The 5 Best Toys For Overstimulated Grade One Children | Waldorf Academy | Toronto Private School Childcare

The 5 Best Toys For Overstimulated Grade One Children | Waldorf Academy | Toronto Private School Childcare

When was the last time you were at a cottage with no wi-fi?

Did you miss that screen time?

Children are just as fond of their devices as we are, but they are missing out on some important learning by only playing digitally.

There have been a number of research studies conducted recently that link deep learning with an outdoor classroom, and the benefits that children derive from their imaginations never replace what they learn from a screen.

At the Waldorf Academy, one of the few grade one private schools in Toronto Ontario, we stay up to date on this cutting-edge research.

Here, just in time for the holiday season, we’ve assembled our five favourite toys to give kids to encourage not just learning and imagination building, but fun.

Conventional Toys Are Nice Too

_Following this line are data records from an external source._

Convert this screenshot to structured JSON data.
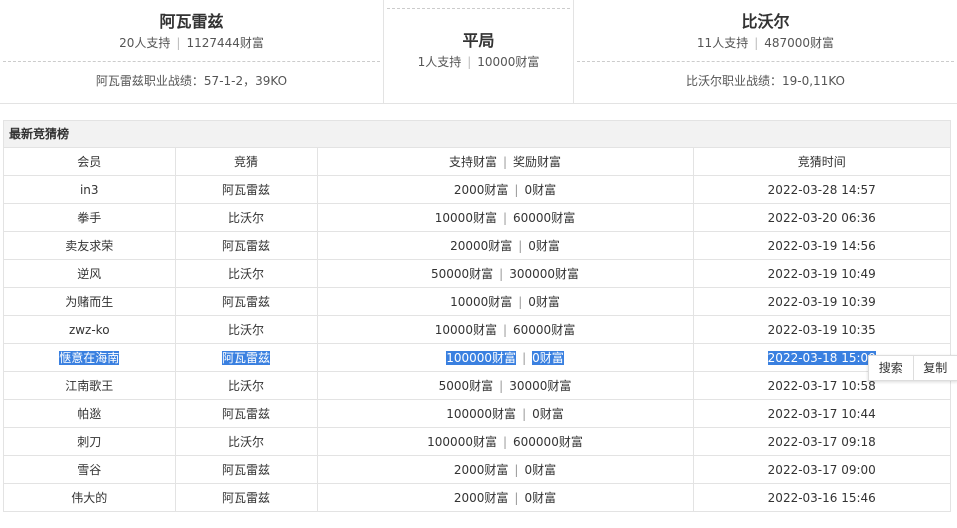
{
  "matchup": {
    "left": {
      "name": "阿瓦雷兹",
      "supporters": "20人支持",
      "wealth": "1127444财富",
      "record": "阿瓦雷兹职业战绩：57-1-2，39KO"
    },
    "draw": {
      "name": "平局",
      "supporters": "1人支持",
      "wealth": "10000财富"
    },
    "right": {
      "name": "比沃尔",
      "supporters": "11人支持",
      "wealth": "487000财富",
      "record": "比沃尔职业战绩：19-0,11KO"
    }
  },
  "board": {
    "title": "最新竞猜榜",
    "columns": {
      "member": "会员",
      "pick": "竞猜",
      "stake": "支持财富",
      "reward": "奖励财富",
      "time": "竞猜时间"
    },
    "rows": [
      {
        "member": "in3",
        "pick": "阿瓦雷兹",
        "stake": "2000财富",
        "reward": "0财富",
        "time": "2022-03-28 14:57"
      },
      {
        "member": "拳手",
        "pick": "比沃尔",
        "stake": "10000财富",
        "reward": "60000财富",
        "time": "2022-03-20 06:36"
      },
      {
        "member": "卖友求荣",
        "pick": "阿瓦雷兹",
        "stake": "20000财富",
        "reward": "0财富",
        "time": "2022-03-19 14:56"
      },
      {
        "member": "逆风",
        "pick": "比沃尔",
        "stake": "50000财富",
        "reward": "300000财富",
        "time": "2022-03-19 10:49"
      },
      {
        "member": "为赌而生",
        "pick": "阿瓦雷兹",
        "stake": "10000财富",
        "reward": "0财富",
        "time": "2022-03-19 10:39"
      },
      {
        "member": "zwz-ko",
        "pick": "比沃尔",
        "stake": "10000财富",
        "reward": "60000财富",
        "time": "2022-03-19 10:35"
      },
      {
        "member": "惬意在海南",
        "pick": "阿瓦雷兹",
        "stake": "100000财富",
        "reward": "0财富",
        "time": "2022-03-18 15:00"
      },
      {
        "member": "江南歌王",
        "pick": "比沃尔",
        "stake": "5000财富",
        "reward": "30000财富",
        "time": "2022-03-17 10:58"
      },
      {
        "member": "帕逖",
        "pick": "阿瓦雷兹",
        "stake": "100000财富",
        "reward": "0财富",
        "time": "2022-03-17 10:44"
      },
      {
        "member": "刺刀",
        "pick": "比沃尔",
        "stake": "100000财富",
        "reward": "600000财富",
        "time": "2022-03-17 09:18"
      },
      {
        "member": "雪谷",
        "pick": "阿瓦雷兹",
        "stake": "2000财富",
        "reward": "0财富",
        "time": "2022-03-17 09:00"
      },
      {
        "member": "伟大的",
        "pick": "阿瓦雷兹",
        "stake": "2000财富",
        "reward": "0财富",
        "time": "2022-03-16 15:46"
      }
    ]
  },
  "context_menu": {
    "search": "搜索",
    "copy": "复制"
  },
  "colors": {
    "selection": "#3a80e0",
    "border": "#e3e3e3",
    "header_bg": "#f2f2f2"
  }
}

From hand-crafted wooden toys to plastic figurines you find in a department store, there are many different options for toys that help stimulate your child’s creativity and curiosity.

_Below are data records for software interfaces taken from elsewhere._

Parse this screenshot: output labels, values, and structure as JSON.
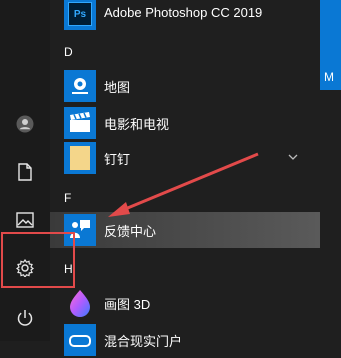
{
  "apps": {
    "photoshop": "Adobe Photoshop CC 2019",
    "section_d": "D",
    "maps": "地图",
    "movies": "电影和电视",
    "dingtalk": "钉钉",
    "section_f": "F",
    "feedback": "反馈中心",
    "section_h": "H",
    "paint3d": "画图 3D",
    "mixed_reality": "混合现实门户"
  },
  "right_panel": {
    "letter": "M"
  },
  "colors": {
    "accent": "#0a78d4",
    "highlight_box": "#e24a4a"
  }
}
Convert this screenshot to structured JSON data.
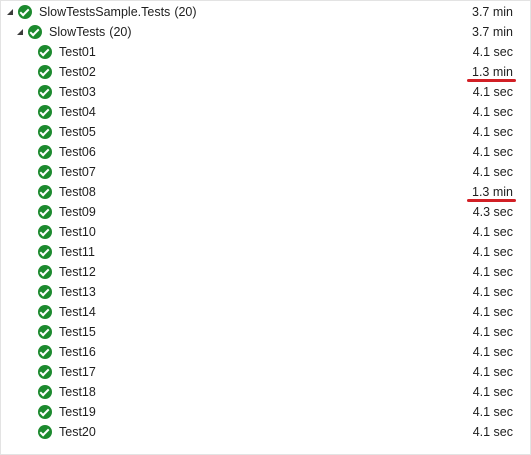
{
  "tree": {
    "assembly": {
      "name": "SlowTestsSample.Tests",
      "count": "(20)",
      "duration": "3.7 min",
      "status_icon": "passed-check-icon",
      "expanded": true
    },
    "class": {
      "name": "SlowTests",
      "count": "(20)",
      "duration": "3.7 min",
      "status_icon": "passed-check-icon",
      "expanded": true
    },
    "tests": [
      {
        "name": "Test01",
        "duration": "4.1 sec"
      },
      {
        "name": "Test02",
        "duration": "1.3 min",
        "highlighted": true
      },
      {
        "name": "Test03",
        "duration": "4.1 sec"
      },
      {
        "name": "Test04",
        "duration": "4.1 sec"
      },
      {
        "name": "Test05",
        "duration": "4.1 sec"
      },
      {
        "name": "Test06",
        "duration": "4.1 sec"
      },
      {
        "name": "Test07",
        "duration": "4.1 sec"
      },
      {
        "name": "Test08",
        "duration": "1.3 min",
        "highlighted": true
      },
      {
        "name": "Test09",
        "duration": "4.3 sec"
      },
      {
        "name": "Test10",
        "duration": "4.1 sec"
      },
      {
        "name": "Test11",
        "duration": "4.1 sec"
      },
      {
        "name": "Test12",
        "duration": "4.1 sec"
      },
      {
        "name": "Test13",
        "duration": "4.1 sec"
      },
      {
        "name": "Test14",
        "duration": "4.1 sec"
      },
      {
        "name": "Test15",
        "duration": "4.1 sec"
      },
      {
        "name": "Test16",
        "duration": "4.1 sec"
      },
      {
        "name": "Test17",
        "duration": "4.1 sec"
      },
      {
        "name": "Test18",
        "duration": "4.1 sec"
      },
      {
        "name": "Test19",
        "duration": "4.1 sec"
      },
      {
        "name": "Test20",
        "duration": "4.1 sec"
      }
    ]
  },
  "colors": {
    "passed": "#1c8a2e",
    "highlight_underline": "#d21f25",
    "text": "#1e1e1e"
  }
}
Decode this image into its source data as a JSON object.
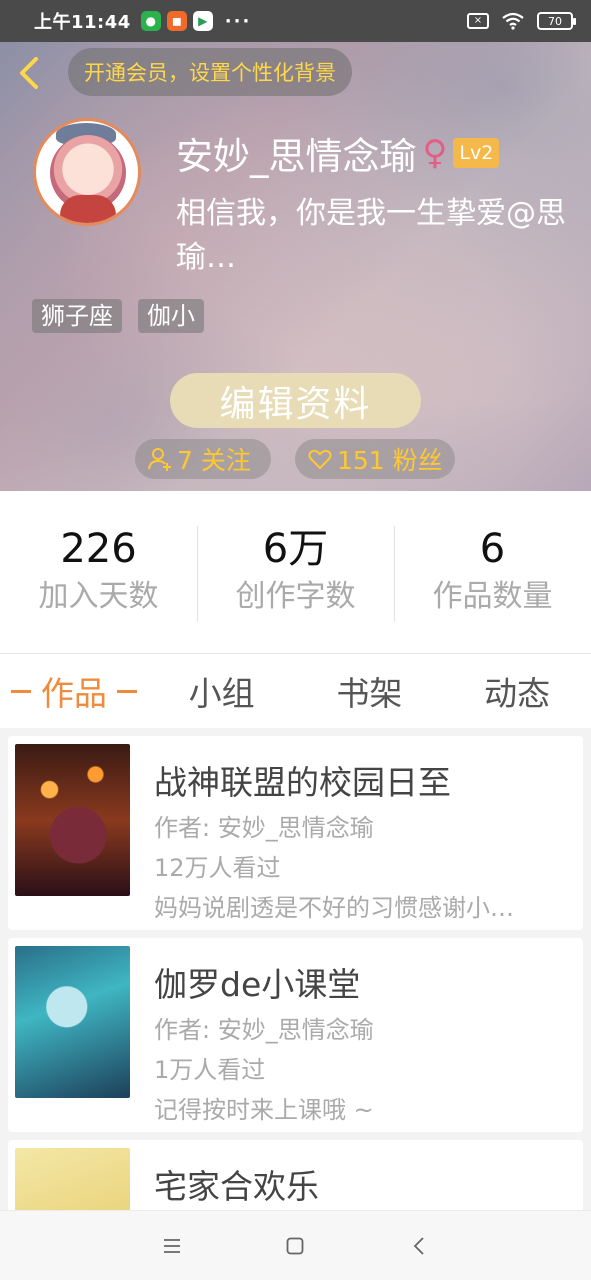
{
  "status_bar": {
    "time": "上午11:44",
    "more": "···",
    "battery": "70",
    "sim_label": "×"
  },
  "header": {
    "vip_banner": "开通会员，设置个性化背景",
    "username": "安妙_思情念瑜",
    "gender_symbol": "♀",
    "level": "Lv2",
    "bio": "相信我，你是我一生挚爱@思瑜…",
    "tags": [
      "狮子座",
      "伽小"
    ],
    "edit_button": "编辑资料",
    "following": "7 关注",
    "fans": "151 粉丝"
  },
  "stats": [
    {
      "value": "226",
      "label": "加入天数"
    },
    {
      "value": "6万",
      "label": "创作字数"
    },
    {
      "value": "6",
      "label": "作品数量"
    }
  ],
  "tabs": [
    {
      "label": "作品",
      "active": true
    },
    {
      "label": "小组",
      "active": false
    },
    {
      "label": "书架",
      "active": false
    },
    {
      "label": "动态",
      "active": false
    }
  ],
  "works": [
    {
      "title": "战神联盟的校园日至",
      "author": "作者: 安妙_思情念瑜",
      "views": "12万人看过",
      "desc": "妈妈说剧透是不好的习惯感谢小…"
    },
    {
      "title": "伽罗de小课堂",
      "author": "作者: 安妙_思情念瑜",
      "views": "1万人看过",
      "desc": "记得按时来上课哦 ~"
    },
    {
      "title": "宅家合欢乐",
      "author": "",
      "views": "",
      "desc": ""
    }
  ],
  "colors": {
    "accent": "#f08a3c",
    "vip_text": "#ffd84a",
    "level_badge": "#f5b84a",
    "edit_button": "#e7dcb6"
  },
  "icons": {
    "back": "chevron-left-icon",
    "female": "female-icon",
    "follow": "user-plus-icon",
    "fans": "heart-icon",
    "nav_menu": "menu-icon",
    "nav_home": "square-icon",
    "nav_back": "back-triangle-icon"
  }
}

However, as adults, we can sometimes overthink things.

If you’re experiencing discipline issues with your child – meltdowns, temper tantrums, impatience, frustration – it could be you’re overstimulating them with too many toys, or toys that are just too complicated.

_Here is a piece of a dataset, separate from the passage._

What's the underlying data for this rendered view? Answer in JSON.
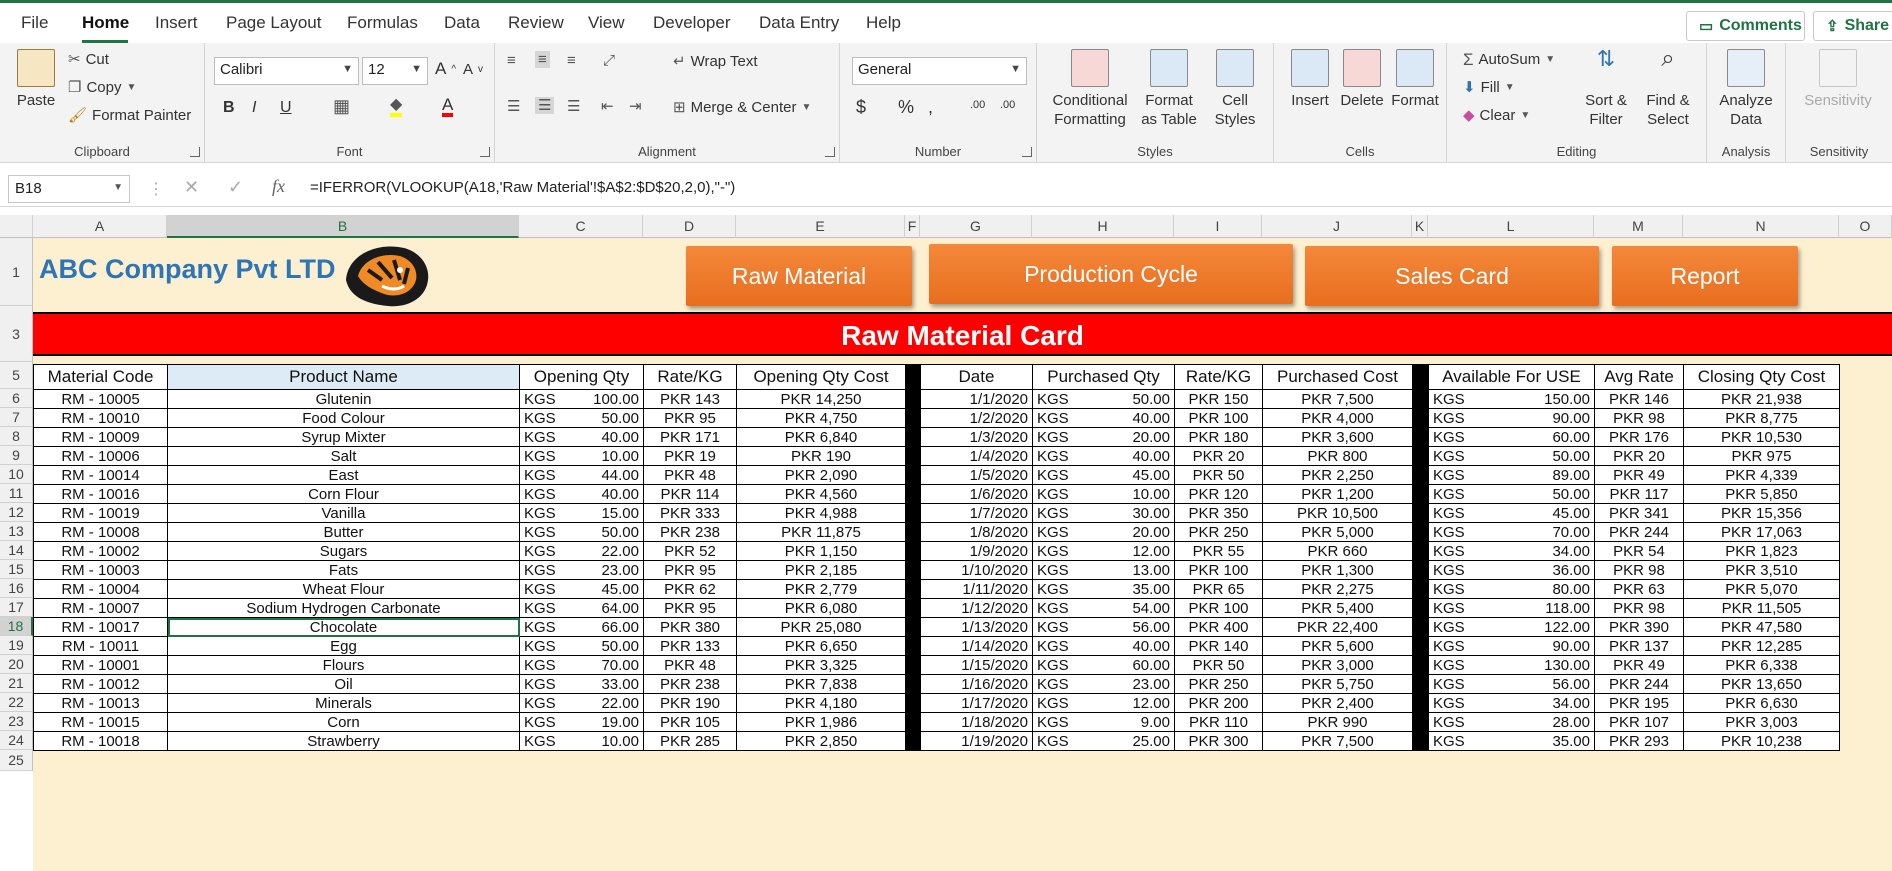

Instead, try one of the below toys to encourage their imagination.

1. A Cardboard Box

Have you ever taken a trip in a transmogrifier?

We did a few times, while reading a strip comic called “Calvin & Hobbes,” and it inspired us to build our own time machine/mansion/woodland hideaway/parliament/equestrian stables.

Even cats – supreme judges of the universe – cannot resist an empty box.

Why? – because an empty box is magic, easily turning into whatever you can imagine.

It doesn’t matter if your box is from a fridge or an Amazon delivery – give your kids some markers, safety scissors and packing tape, and suddenly it’s a noble steed or a rocket ship.

2. A Cardboard Tube

The good news is that cardboard tubes are free with your toilet paper or paper towel; the bad news is that you’ll never have enough for all their fun, crafty uses.

Cardboard tubes are not just telescopes to use on your cardboard-box pirate ship, they can also be turned into ‘flowers’, bee homes to be enjoyed all summer, pencil holders, or any number of other interesting things.

Toys for grade one children | Waldorf Academy | Toronto Private School Childcare

3. A Stick

Now we’re graduating to a really fun toy, which also come in all kinds of shapes and sizes – sticks.

Sticks are dangerous, yes, but mainly because they make great masts for cardboard box pirate ships, or even pirate swords.

Sticks can also be used to dig holes, poke things, draw pictures with in the ground, or fly flags from.

For older kids, sticks can be whittled, used to roast things over a campfire, or as a rickety lean-to in your backyard.

Don’t worry, parents: sticks also teach about spatial dynamics, mechanics and physics, but we won’t tell your kids that if you won’t.

4. A Piece Of String

A piece of string is often a cast-off from mom or dad’s afghan or winter scarf project, but the good news is that it doesn’t have to go to waste.

String can be used for cat’s cradle, for rigging a pirate mast, for weaving together flowers into a daisy crown, or for simple bracelets.

We’ve used strings to do finger crocheting, for making cup coasters (glued into a spiral), for tying around secret map scrolls, and for hanging artwork from door handles.

Think about all of these great string uses, and we don’t even have a child’s imagination – now do you see how string is the gift that keeps on giving?

5. The Earth Itself

Mother knows best – mother Earth, that is: she knows how getting your feet dug down deep into the soil helps connect and ground both children and adults alike.

Dirt is fantastic for piling into walls, or dug into hideouts; add mud and you can make statues, bricks and mud-men (think snowmen, but messier).

The good news is that kids who play in the dirt have been proven to have better immune systems, keeping them safer from infection, even though this seems counter-intuitive.

As a last thought, consider this: the child who is taught to play in the dirt could always be your gardener-on-call as a teen.

Contact Waldorf Academy

Waldorf Academy is dedicated to not just education, but the enrichment of children’s lives.

To find out more about our learning style and philosophy, call the Waldorf Academy to set up an interview.

We have the resources to make sure your child gets a well-rounded learning experience that helps them appreciate the world they live in.

If you want to know more about our educational programs contact us

Waldorf Academy

250 Madison Ave,
Toronto, ON, M4V 2W6